• Available data
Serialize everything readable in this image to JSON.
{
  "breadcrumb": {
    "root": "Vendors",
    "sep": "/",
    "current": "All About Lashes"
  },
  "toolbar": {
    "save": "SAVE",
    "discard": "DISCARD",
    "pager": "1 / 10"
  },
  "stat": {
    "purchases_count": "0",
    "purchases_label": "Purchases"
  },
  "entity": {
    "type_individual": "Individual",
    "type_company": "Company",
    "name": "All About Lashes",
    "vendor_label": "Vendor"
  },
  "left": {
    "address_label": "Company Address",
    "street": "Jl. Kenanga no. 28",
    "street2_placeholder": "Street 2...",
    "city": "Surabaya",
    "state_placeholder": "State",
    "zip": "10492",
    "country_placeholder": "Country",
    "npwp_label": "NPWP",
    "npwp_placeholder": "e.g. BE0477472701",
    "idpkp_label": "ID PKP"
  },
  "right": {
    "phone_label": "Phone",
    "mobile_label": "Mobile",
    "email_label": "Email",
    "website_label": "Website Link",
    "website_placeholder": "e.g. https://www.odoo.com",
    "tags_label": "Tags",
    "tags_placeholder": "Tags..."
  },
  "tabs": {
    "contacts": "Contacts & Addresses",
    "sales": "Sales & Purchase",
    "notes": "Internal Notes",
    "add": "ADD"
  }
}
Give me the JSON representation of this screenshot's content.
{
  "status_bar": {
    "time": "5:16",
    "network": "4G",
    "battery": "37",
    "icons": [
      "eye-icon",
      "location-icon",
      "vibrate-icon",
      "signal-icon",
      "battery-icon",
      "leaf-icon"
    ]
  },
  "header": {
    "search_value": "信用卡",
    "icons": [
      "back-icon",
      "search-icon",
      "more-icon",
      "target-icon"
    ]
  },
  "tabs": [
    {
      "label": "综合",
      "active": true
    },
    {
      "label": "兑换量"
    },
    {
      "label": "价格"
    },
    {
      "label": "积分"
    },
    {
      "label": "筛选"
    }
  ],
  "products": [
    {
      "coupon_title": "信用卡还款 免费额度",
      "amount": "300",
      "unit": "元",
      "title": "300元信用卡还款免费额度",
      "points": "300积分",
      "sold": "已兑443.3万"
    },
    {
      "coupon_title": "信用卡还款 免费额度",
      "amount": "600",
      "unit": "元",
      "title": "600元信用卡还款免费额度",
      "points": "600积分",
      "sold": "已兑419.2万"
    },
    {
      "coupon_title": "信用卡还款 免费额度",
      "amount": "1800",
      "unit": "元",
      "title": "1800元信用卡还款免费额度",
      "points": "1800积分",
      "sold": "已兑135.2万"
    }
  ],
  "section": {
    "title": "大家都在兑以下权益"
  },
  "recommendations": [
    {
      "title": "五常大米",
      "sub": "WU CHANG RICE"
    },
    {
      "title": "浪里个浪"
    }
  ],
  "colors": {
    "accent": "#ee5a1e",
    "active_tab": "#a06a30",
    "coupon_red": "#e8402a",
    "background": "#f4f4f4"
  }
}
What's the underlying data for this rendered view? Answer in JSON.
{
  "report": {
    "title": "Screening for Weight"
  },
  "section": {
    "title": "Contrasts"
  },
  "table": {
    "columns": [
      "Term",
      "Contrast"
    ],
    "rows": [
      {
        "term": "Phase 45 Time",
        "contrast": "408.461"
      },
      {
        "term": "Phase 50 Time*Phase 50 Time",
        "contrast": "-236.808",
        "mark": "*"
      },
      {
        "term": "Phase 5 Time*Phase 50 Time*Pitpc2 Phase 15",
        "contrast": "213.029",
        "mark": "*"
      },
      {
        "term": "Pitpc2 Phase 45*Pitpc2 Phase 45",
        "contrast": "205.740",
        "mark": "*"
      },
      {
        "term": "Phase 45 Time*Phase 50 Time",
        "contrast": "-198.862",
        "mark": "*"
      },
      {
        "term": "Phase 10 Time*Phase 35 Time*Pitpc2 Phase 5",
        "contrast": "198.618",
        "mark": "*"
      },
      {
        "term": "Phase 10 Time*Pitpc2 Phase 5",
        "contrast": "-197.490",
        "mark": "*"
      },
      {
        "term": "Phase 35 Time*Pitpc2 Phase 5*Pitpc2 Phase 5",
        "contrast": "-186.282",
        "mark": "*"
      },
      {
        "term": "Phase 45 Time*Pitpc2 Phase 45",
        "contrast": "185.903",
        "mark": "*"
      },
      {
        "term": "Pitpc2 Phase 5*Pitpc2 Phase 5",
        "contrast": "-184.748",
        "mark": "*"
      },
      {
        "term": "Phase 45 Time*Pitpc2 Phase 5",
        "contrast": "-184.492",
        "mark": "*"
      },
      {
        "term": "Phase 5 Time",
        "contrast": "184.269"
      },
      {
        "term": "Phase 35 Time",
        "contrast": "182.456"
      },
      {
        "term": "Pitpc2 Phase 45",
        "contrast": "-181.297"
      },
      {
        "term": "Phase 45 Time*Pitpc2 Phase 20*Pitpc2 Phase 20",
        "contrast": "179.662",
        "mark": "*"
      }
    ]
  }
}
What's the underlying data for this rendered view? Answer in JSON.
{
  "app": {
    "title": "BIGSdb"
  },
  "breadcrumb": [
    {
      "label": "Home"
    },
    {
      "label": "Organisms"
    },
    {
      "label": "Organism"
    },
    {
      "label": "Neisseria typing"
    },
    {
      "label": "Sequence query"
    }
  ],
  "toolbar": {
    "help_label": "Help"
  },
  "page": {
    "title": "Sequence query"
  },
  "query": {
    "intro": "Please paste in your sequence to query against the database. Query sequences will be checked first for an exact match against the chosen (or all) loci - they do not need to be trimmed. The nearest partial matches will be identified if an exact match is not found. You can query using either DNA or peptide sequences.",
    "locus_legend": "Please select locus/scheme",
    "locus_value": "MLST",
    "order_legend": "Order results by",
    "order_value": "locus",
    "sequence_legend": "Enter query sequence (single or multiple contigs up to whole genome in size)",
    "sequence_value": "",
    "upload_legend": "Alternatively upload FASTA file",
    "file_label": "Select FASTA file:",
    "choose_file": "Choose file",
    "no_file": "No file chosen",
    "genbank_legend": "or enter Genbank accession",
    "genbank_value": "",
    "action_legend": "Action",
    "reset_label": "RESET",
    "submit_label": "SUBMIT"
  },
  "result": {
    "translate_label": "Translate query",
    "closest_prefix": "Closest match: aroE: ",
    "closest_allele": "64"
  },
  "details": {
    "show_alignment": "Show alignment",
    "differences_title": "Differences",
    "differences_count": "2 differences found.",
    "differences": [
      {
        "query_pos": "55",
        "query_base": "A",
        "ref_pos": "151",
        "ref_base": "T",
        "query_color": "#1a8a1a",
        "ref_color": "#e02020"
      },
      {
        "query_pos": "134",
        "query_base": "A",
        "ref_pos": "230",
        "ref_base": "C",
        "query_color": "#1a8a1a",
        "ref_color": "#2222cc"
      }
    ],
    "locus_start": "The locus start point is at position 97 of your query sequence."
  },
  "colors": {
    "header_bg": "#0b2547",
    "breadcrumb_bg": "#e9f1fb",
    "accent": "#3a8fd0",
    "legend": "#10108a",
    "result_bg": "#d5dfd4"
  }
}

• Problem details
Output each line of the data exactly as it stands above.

• Answer to the exercise
Serialize everything readable in this image to JSON.
{
  "breadcrumb": {
    "root": "Vendors",
    "sep": "/",
    "current": "All About Lashes"
  },
  "toolbar": {
    "save": "SAVE",
    "discard": "DISCARD",
    "pager": "1 / 10"
  },
  "stat": {
    "purchases_count": "0",
    "purchases_label": "Purchases"
  },
  "entity": {
    "type_individual": "Individual",
    "type_company": "Company",
    "name": "All About Lashes",
    "vendor_label": "Vendor"
  },
  "left": {
    "address_label": "Company Address",
    "street": "Jl. Kenanga no. 28",
    "street2_placeholder": "Street 2...",
    "city": "Surabaya",
    "state_placeholder": "State",
    "zip": "10492",
    "country_placeholder": "Country",
    "npwp_label": "NPWP",
    "npwp_placeholder": "e.g. BE0477472701",
    "idpkp_label": "ID PKP"
  },
  "right": {
    "phone_label": "Phone",
    "mobile_label": "Mobile",
    "email_label": "Email",
    "website_label": "Website Link",
    "website_placeholder": "e.g. https://www.odoo.com",
    "tags_label": "Tags",
    "tags_placeholder": "Tags..."
  },
  "tabs": {
    "contacts": "Contacts & Addresses",
    "sales": "Sales & Purchase",
    "notes": "Internal Notes",
    "add": "ADD"
  }
}
Give me the JSON representation of this screenshot's content.
{
  "status_bar": {
    "time": "5:16",
    "network": "4G",
    "battery": "37",
    "icons": [
      "eye-icon",
      "location-icon",
      "vibrate-icon",
      "signal-icon",
      "battery-icon",
      "leaf-icon"
    ]
  },
  "header": {
    "search_value": "信用卡",
    "icons": [
      "back-icon",
      "search-icon",
      "more-icon",
      "target-icon"
    ]
  },
  "tabs": [
    {
      "label": "综合",
      "active": true
    },
    {
      "label": "兑换量"
    },
    {
      "label": "价格"
    },
    {
      "label": "积分"
    },
    {
      "label": "筛选"
    }
  ],
  "products": [
    {
      "coupon_title": "信用卡还款 免费额度",
      "amount": "300",
      "unit": "元",
      "title": "300元信用卡还款免费额度",
      "points": "300积分",
      "sold": "已兑443.3万"
    },
    {
      "coupon_title": "信用卡还款 免费额度",
      "amount": "600",
      "unit": "元",
      "title": "600元信用卡还款免费额度",
      "points": "600积分",
      "sold": "已兑419.2万"
    },
    {
      "coupon_title": "信用卡还款 免费额度",
      "amount": "1800",
      "unit": "元",
      "title": "1800元信用卡还款免费额度",
      "points": "1800积分",
      "sold": "已兑135.2万"
    }
  ],
  "section": {
    "title": "大家都在兑以下权益"
  },
  "recommendations": [
    {
      "title": "五常大米",
      "sub": "WU CHANG RICE"
    },
    {
      "title": "浪里个浪"
    }
  ],
  "colors": {
    "accent": "#ee5a1e",
    "active_tab": "#a06a30",
    "coupon_red": "#e8402a",
    "background": "#f4f4f4"
  }
}
What's the underlying data for this rendered view? Answer in JSON.
{
  "report": {
    "title": "Screening for Weight"
  },
  "section": {
    "title": "Contrasts"
  },
  "table": {
    "columns": [
      "Term",
      "Contrast"
    ],
    "rows": [
      {
        "term": "Phase 45 Time",
        "contrast": "408.461"
      },
      {
        "term": "Phase 50 Time*Phase 50 Time",
        "contrast": "-236.808",
        "mark": "*"
      },
      {
        "term": "Phase 5 Time*Phase 50 Time*Pitpc2 Phase 15",
        "contrast": "213.029",
        "mark": "*"
      },
      {
        "term": "Pitpc2 Phase 45*Pitpc2 Phase 45",
        "contrast": "205.740",
        "mark": "*"
      },
      {
        "term": "Phase 45 Time*Phase 50 Time",
        "contrast": "-198.862",
        "mark": "*"
      },
      {
        "term": "Phase 10 Time*Phase 35 Time*Pitpc2 Phase 5",
        "contrast": "198.618",
        "mark": "*"
      },
      {
        "term": "Phase 10 Time*Pitpc2 Phase 5",
        "contrast": "-197.490",
        "mark": "*"
      },
      {
        "term": "Phase 35 Time*Pitpc2 Phase 5*Pitpc2 Phase 5",
        "contrast": "-186.282",
        "mark": "*"
      },
      {
        "term": "Phase 45 Time*Pitpc2 Phase 45",
        "contrast": "185.903",
        "mark": "*"
      },
      {
        "term": "Pitpc2 Phase 5*Pitpc2 Phase 5",
        "contrast": "-184.748",
        "mark": "*"
      },
      {
        "term": "Phase 45 Time*Pitpc2 Phase 5",
        "contrast": "-184.492",
        "mark": "*"
      },
      {
        "term": "Phase 5 Time",
        "contrast": "184.269"
      },
      {
        "term": "Phase 35 Time",
        "contrast": "182.456"
      },
      {
        "term": "Pitpc2 Phase 45",
        "contrast": "-181.297"
      },
      {
        "term": "Phase 45 Time*Pitpc2 Phase 20*Pitpc2 Phase 20",
        "contrast": "179.662",
        "mark": "*"
      }
    ]
  }
}
What's the underlying data for this rendered view? Answer in JSON.
{
  "app": {
    "title": "BIGSdb"
  },
  "breadcrumb": [
    {
      "label": "Home"
    },
    {
      "label": "Organisms"
    },
    {
      "label": "Organism"
    },
    {
      "label": "Neisseria typing"
    },
    {
      "label": "Sequence query"
    }
  ],
  "toolbar": {
    "help_label": "Help"
  },
  "page": {
    "title": "Sequence query"
  },
  "query": {
    "intro": "Please paste in your sequence to query against the database. Query sequences will be checked first for an exact match against the chosen (or all) loci - they do not need to be trimmed. The nearest partial matches will be identified if an exact match is not found. You can query using either DNA or peptide sequences.",
    "locus_legend": "Please select locus/scheme",
    "locus_value": "MLST",
    "order_legend": "Order results by",
    "order_value": "locus",
    "sequence_legend": "Enter query sequence (single or multiple contigs up to whole genome in size)",
    "sequence_value": "",
    "upload_legend": "Alternatively upload FASTA file",
    "file_label": "Select FASTA file:",
    "choose_file": "Choose file",
    "no_file": "No file chosen",
    "genbank_legend": "or enter Genbank accession",
    "genbank_value": "",
    "action_legend": "Action",
    "reset_label": "RESET",
    "submit_label": "SUBMIT"
  },
  "result": {
    "translate_label": "Translate query",
    "closest_prefix": "Closest match: aroE: ",
    "closest_allele": "64"
  },
  "details": {
    "show_alignment": "Show alignment",
    "differences_title": "Differences",
    "differences_count": "2 differences found.",
    "differences": [
      {
        "query_pos": "55",
        "query_base": "A",
        "ref_pos": "151",
        "ref_base": "T",
        "query_color": "#1a8a1a",
        "ref_color": "#e02020"
      },
      {
        "query_pos": "134",
        "query_base": "A",
        "ref_pos": "230",
        "ref_base": "C",
        "query_color": "#1a8a1a",
        "ref_color": "#2222cc"
      }
    ],
    "locus_start": "The locus start point is at position 97 of your query sequence."
  },
  "colors": {
    "header_bg": "#0b2547",
    "breadcrumb_bg": "#e9f1fb",
    "accent": "#3a8fd0",
    "legend": "#10108a",
    "result_bg": "#d5dfd4"
  }
}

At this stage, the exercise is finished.